Review: The Rum Diary
PLOT: An American journalist named Paul Kemp (Johnny Depp) takes a job at a newspaper in Puerto Rico, that's teetering on the verge of bankruptcy. While there, he encounters a former journalist turned land-developer (Aaron Eckhart), and his young, beautiful fiancee (Amber Heard). He also raises hell with a fellow newspaperman, Sala (Michael Rispoli), and finds himself in hot water with the crooked government.
REVIEW: Don't go into THE RUM DIARY expecting FEAR & LOATHING IN LAS VEGAS. That maybe be the way the film is being marketed, but faithful to the posthumously novel by Hunter S. Thompson, it's a totally different beast. While Thompson's story is fictional, it's obvious the story is at-least somewhat autobiographical, as Thompson did spend the early part of his career learning his trade in San Juan (while not drinking copious amounts of run), and this is an intriguing look at the man's beginnings.
It's certainly a more straightforward story than the hallucinogenic FEAR & LOATHING, and director Bruce Robinson (director of the cult-classic WITHNAIL & I) mostly avoids falling into the trap many other filmmakers might have fallen into, as he doesn't imitate Terry Gilliam's whacked-out take on Thompson. That was appropriate for FEAR & LOATHING, but not here.
In a way, THE RUM DIARY can almost be seen as a prequel to FEAR & LOATHING. Johnny Deep is indeed once again playing Thompson (even if the name is different), although a much dialed down version, which suits the material as at this point Thompson hadn't yet started to experiment with hard drugs. Rather, he was a mere alcoholic, capable of the occasional bout of sobriety, and at times Depp plays the character as almost recognizably human.
The majority of the film is concerned with Depp's dealings with the soulless land-developer played by Eckhart, whose attempts to rape the Puerto Rican landscape spark the anti-authoritarian streak that would later define Thompson's writings. There's also a significant romantic subplot involving Kemp's pursuit of Amber Heard's character. This is really one of Heard's better roles, and while the major age-difference between her and Depp is hard to ignore, she's still very good. It's also worth noting that Heard, as always, is rather easy on the eyes, and she's even more drop-dead gorgeous than usual, thanks to Dariusz Wolski's (who also shot SWEENEY TODD and the PIRATES films) crisp visuals.

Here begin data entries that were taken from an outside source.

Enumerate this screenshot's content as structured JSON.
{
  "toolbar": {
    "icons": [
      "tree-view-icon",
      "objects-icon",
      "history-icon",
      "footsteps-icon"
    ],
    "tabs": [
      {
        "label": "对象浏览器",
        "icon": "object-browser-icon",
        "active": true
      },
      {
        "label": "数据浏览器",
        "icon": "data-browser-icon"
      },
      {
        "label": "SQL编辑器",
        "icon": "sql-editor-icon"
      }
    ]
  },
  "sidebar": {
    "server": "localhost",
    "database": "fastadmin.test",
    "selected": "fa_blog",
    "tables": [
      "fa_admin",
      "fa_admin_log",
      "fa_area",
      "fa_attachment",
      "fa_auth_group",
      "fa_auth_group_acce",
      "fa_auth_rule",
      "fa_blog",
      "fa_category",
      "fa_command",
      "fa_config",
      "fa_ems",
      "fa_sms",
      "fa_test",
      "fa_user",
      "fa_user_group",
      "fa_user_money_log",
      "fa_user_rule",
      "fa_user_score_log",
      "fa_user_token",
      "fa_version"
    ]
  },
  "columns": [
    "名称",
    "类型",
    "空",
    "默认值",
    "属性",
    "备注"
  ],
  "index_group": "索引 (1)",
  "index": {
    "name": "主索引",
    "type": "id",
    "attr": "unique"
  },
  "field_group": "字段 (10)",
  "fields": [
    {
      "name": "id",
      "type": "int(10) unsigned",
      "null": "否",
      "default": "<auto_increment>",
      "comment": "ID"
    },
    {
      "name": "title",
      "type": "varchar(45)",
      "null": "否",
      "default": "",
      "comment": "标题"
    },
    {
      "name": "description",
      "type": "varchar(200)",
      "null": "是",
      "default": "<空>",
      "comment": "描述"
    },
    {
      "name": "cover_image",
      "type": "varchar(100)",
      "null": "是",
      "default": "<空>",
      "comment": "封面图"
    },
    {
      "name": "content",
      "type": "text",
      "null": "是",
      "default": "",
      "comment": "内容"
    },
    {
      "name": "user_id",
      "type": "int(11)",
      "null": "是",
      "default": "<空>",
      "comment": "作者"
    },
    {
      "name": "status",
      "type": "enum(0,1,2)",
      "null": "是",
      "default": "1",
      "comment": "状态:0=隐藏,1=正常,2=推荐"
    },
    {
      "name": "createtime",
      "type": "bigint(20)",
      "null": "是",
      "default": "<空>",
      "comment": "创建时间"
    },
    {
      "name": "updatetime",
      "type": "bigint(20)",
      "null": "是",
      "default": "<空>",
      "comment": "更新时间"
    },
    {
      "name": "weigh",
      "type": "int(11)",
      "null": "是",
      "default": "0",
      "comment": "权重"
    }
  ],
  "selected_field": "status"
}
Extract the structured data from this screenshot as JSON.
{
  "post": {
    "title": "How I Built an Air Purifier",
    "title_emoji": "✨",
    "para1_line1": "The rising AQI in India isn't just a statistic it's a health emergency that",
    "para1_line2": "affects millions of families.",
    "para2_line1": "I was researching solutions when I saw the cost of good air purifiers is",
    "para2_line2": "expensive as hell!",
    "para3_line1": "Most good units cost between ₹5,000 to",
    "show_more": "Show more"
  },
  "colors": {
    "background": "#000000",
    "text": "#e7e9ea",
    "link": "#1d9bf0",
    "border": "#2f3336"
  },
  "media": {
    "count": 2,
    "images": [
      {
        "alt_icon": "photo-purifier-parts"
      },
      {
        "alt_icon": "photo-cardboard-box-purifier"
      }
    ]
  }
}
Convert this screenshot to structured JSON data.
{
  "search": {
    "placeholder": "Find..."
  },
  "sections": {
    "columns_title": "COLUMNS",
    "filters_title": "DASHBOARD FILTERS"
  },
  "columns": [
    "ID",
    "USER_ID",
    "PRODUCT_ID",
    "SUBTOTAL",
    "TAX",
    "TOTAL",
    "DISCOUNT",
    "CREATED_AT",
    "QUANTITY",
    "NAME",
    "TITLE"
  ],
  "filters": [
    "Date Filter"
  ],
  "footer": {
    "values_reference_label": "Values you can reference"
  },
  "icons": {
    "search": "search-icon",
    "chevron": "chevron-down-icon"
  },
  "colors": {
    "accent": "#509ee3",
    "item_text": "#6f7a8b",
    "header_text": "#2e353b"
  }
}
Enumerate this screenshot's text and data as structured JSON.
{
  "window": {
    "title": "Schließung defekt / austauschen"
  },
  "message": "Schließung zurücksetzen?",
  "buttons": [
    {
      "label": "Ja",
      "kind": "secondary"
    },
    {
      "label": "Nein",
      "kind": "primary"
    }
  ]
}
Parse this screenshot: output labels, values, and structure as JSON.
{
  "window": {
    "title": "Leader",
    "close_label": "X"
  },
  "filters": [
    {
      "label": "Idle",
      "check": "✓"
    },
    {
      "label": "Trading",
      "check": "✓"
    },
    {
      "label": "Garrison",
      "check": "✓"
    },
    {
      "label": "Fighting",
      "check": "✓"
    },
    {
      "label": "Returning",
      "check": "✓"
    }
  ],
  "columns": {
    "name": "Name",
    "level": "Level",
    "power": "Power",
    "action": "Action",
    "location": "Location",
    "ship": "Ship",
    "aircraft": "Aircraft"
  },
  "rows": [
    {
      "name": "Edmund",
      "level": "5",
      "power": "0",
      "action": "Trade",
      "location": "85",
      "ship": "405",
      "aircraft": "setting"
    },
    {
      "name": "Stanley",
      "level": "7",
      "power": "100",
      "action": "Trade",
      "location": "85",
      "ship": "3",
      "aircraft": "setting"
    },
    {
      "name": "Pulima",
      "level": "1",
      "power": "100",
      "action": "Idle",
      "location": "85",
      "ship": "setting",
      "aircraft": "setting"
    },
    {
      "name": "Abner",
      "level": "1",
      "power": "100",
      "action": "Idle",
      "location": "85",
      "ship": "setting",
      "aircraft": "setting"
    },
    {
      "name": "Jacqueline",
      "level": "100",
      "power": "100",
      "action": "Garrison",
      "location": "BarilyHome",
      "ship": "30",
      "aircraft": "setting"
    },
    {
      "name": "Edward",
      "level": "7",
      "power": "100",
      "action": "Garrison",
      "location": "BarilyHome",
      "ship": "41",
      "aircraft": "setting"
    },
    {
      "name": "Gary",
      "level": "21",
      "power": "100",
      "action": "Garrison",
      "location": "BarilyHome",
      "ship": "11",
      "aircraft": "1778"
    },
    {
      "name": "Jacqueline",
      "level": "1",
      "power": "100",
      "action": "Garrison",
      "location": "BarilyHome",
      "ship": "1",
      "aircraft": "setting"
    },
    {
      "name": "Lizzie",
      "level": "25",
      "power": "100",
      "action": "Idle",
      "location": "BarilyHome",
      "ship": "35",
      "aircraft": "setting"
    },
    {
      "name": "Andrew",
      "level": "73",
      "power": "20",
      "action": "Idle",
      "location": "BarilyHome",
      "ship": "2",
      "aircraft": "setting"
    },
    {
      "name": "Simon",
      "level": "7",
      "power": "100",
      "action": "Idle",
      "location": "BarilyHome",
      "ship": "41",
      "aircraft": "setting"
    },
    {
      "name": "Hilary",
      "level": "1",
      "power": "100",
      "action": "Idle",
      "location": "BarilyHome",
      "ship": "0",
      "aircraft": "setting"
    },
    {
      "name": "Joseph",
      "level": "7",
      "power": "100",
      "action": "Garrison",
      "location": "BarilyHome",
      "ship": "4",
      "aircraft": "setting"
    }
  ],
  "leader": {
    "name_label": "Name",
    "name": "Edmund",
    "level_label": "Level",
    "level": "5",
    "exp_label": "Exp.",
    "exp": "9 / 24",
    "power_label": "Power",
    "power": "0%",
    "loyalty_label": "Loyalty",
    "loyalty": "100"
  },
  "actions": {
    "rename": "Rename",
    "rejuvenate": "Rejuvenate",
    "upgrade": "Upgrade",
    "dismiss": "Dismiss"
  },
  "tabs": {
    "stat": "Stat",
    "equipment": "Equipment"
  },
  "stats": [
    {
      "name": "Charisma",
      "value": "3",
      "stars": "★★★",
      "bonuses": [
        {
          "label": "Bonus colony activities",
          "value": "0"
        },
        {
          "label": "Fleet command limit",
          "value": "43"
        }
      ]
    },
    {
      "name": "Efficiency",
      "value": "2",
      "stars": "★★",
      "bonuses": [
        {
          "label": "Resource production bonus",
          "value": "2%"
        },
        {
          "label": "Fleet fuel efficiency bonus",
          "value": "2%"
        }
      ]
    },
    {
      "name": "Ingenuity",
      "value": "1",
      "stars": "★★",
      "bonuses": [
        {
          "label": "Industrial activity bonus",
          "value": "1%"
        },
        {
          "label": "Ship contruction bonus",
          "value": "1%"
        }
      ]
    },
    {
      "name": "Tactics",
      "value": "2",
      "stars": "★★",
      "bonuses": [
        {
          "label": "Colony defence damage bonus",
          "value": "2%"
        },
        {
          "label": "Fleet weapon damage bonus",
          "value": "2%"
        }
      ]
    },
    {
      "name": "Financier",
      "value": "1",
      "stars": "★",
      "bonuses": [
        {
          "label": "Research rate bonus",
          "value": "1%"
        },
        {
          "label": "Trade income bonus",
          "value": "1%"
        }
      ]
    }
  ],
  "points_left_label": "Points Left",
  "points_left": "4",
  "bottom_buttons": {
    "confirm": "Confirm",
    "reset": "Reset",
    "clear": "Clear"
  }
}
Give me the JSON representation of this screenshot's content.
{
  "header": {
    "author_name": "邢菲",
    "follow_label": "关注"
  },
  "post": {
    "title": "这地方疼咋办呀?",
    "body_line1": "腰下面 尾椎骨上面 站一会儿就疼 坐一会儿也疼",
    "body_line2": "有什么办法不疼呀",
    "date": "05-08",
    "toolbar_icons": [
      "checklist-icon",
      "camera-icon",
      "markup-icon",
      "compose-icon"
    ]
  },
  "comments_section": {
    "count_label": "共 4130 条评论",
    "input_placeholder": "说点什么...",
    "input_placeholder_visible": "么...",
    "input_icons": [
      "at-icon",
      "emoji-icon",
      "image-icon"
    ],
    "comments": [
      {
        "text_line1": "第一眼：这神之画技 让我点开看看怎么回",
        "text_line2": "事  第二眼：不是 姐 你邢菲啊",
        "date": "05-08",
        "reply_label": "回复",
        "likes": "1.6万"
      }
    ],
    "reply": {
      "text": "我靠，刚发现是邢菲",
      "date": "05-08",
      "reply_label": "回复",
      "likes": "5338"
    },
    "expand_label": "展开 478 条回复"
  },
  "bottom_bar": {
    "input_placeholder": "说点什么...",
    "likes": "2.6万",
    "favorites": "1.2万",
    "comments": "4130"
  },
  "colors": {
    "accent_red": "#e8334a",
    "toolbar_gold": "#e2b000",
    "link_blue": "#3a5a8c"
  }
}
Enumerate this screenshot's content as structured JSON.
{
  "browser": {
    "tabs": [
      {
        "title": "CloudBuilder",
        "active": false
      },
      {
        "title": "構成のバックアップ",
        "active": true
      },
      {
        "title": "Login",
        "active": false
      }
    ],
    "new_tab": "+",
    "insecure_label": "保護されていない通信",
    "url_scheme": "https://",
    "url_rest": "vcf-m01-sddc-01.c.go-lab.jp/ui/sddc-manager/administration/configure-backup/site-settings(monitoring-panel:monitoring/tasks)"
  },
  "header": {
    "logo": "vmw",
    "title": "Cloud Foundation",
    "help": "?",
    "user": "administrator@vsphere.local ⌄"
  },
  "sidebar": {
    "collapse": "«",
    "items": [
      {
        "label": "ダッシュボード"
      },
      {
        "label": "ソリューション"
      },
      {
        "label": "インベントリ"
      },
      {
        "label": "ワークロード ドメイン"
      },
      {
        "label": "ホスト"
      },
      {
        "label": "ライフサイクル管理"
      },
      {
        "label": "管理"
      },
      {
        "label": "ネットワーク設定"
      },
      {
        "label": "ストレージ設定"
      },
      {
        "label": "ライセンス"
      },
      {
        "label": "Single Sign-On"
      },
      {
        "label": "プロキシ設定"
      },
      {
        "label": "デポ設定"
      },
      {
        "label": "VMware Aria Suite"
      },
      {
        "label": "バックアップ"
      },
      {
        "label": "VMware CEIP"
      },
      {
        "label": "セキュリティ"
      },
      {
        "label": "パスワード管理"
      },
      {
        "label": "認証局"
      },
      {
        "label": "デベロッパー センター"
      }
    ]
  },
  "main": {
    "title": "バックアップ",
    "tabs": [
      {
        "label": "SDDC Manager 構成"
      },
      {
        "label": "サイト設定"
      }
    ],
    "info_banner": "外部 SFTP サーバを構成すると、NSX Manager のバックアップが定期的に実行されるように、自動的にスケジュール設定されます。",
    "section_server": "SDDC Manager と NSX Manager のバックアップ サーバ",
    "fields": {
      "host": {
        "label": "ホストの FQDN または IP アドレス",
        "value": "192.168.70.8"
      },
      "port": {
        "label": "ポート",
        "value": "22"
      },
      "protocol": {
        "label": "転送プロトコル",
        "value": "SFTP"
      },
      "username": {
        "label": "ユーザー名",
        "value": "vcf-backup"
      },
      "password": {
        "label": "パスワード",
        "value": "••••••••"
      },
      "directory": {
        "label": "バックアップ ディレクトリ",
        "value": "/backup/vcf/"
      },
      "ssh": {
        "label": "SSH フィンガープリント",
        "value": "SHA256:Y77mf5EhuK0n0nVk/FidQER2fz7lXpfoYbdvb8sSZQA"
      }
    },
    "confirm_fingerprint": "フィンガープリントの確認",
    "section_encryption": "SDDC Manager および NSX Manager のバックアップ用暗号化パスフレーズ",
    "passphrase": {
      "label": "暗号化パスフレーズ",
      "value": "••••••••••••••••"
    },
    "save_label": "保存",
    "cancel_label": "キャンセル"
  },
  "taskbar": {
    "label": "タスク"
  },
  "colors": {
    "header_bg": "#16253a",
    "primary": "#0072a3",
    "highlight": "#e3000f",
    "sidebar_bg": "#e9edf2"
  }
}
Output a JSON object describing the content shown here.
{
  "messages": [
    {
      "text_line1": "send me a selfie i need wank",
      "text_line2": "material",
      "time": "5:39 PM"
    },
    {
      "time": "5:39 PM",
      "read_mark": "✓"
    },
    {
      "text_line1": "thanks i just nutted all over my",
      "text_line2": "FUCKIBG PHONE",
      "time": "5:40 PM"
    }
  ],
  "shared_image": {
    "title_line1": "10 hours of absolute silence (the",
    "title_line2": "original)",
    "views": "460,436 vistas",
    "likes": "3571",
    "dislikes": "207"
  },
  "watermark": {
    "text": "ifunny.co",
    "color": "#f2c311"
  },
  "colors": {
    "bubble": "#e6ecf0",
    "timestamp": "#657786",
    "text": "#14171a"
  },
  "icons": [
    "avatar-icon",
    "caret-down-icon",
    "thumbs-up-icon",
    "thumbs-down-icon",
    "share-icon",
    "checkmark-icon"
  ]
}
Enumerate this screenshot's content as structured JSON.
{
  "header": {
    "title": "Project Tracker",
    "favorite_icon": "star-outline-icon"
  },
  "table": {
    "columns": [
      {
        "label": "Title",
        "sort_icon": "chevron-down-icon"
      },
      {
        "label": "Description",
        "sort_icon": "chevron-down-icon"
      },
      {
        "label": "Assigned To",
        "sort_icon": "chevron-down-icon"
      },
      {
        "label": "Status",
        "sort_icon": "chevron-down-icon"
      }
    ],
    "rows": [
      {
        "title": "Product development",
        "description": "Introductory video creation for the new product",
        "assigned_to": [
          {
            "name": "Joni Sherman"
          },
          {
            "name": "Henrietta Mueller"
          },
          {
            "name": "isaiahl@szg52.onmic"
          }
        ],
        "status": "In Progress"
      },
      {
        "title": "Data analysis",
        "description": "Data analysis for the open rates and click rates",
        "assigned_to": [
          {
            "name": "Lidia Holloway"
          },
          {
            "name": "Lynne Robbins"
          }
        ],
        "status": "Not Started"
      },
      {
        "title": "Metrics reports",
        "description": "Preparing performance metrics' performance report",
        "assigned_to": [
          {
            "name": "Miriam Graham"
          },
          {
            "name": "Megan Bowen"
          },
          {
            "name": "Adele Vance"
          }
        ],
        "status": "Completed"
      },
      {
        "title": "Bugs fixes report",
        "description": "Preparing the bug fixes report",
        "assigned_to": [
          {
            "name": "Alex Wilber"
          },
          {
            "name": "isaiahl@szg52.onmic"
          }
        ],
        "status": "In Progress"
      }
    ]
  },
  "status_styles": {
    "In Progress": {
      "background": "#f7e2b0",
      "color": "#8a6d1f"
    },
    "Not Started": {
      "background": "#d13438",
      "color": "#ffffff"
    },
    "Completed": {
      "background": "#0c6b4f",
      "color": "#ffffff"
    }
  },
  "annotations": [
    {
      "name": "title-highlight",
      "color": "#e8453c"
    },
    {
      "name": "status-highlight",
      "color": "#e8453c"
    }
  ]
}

Good as Heard and Eckhart are, the film is really at it's best during Depp's anarchic adventures with Sala, memorably played by Michael Rispoli. If Kemp is a proto-Thompson, Sala is like an earlier version of Dr. Gonzo, minus the homicidal edge (although, Dr. Gonzo and Thompson were probably one and the same). They've certainly made Rispoli resemble Benicio Del Toro in that film, although Rispoli avoids impersonating Del Toro. In fact, the only serious misstep taken by THE RUM DIARIES is in a brief acid-trip Kemp, and Sala take, which is like something left out of FEAR & LOATHING, at which time both seem to be imitating the performances from that film, which invites unfair comparisons. Let's face it, nothing can compare to FEAR & LOATHING IN LAS VEGAS, and while I suppose Robinson and Depp felt like they were giving the audience what they wanted with this brief scene, it was unnecessary, as they were better off doing their own thing.
That ill-advised (but funny) sequence aside, I really enjoyed THE RUM DIARY, and it even does a good job setting up the legendary second-half of Thompson's career. For Depp, this is a welcome return to the rebellious character actor he used to be (long before he became a billion-dollar savior for Disney), and I'd like to see him continue to explore Thompson's work on-screen. He's the perfect surrogate for the man, and there's a lot more material to use.
|Extra Tidbit:||I'd love to see Depp do a movie about Thompson's time with the Hells Angels.|